A New New Year's
If Y2K problems don't plunge your community into chaos (it's unlikely that computer bugs will hit all on one day), January 1 could seem especially anticlimactic. Since American culture offers few ways to celebrate New Year's Day beyond nursing hangovers and watching TV's stupefying cycle of bowl games, it's up to us to create our own festive celebrations. The 19th-century custom of ice skating and sledding parties could be resurrected in the form of a neighborhood soccer game or family bike ride. Borrowing from English and Scottish traditions, you might throw a wassail party in the woods. According to John Matthews in The Winter Solstice (Quest Books), people gathered in orchards at midday to toast the New Year with jugs of cider, pouring some over the roots of apple trees to ensure good luck (and a plentiful cider supply). If it's too late to organize anything this year, remember that the new millennium officially begins January 1, 2001.
Bob Marley's Birthday
A kid out of the tough Trenchtown ghetto in Kingston, Jamaica, Bob Marley rose to international acclaim as the prophet of the world music movement.

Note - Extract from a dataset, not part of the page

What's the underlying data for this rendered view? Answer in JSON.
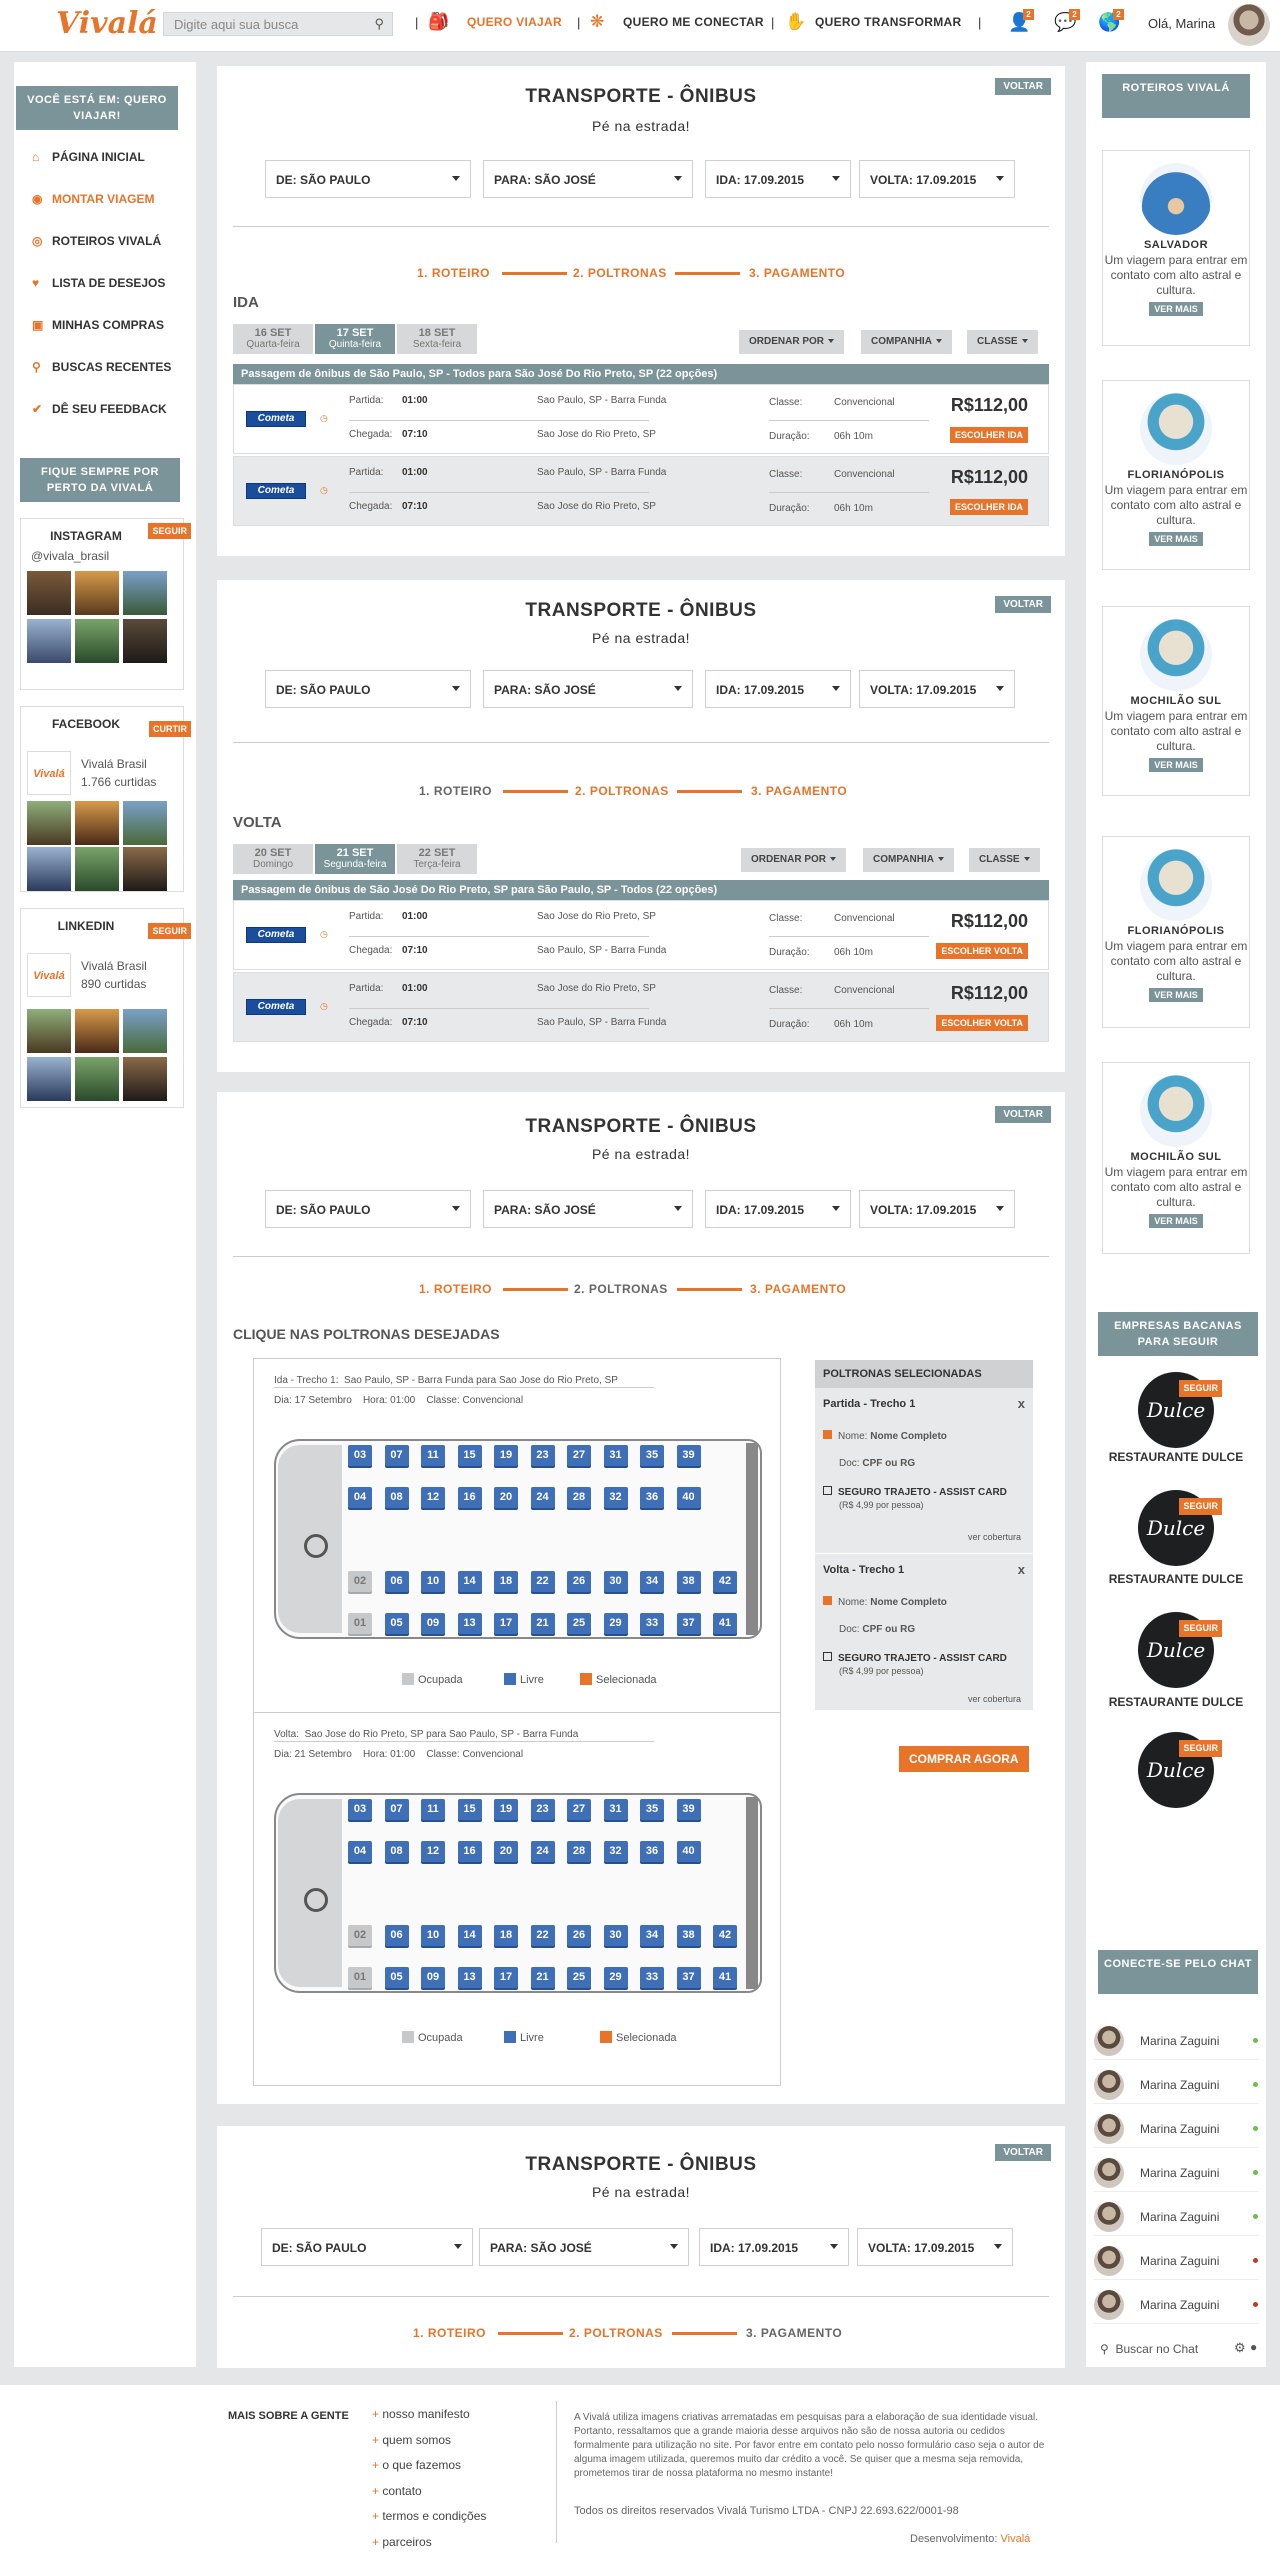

Born in 1945, he founded the Wailers at age 16 and played a key role in inventing reggae, which blended traditional Jamaican mento music with R&B sounds inspired by distant Miami and New Orleans radio stations. But calling Marley a reggae star is like calling Duke Ellington a swing pianist--his work transcended any single genre and influenced rock, jazz, folk, African pop, punk, and even country music. Marley also served as a potent symbol of the Third World's political, cultural, and spiritual resistance to lingering colonial oppression. His birthday, a national holiday in Jamaica, is an occasion for everyone around the globe to listen to his soulful, stirring music.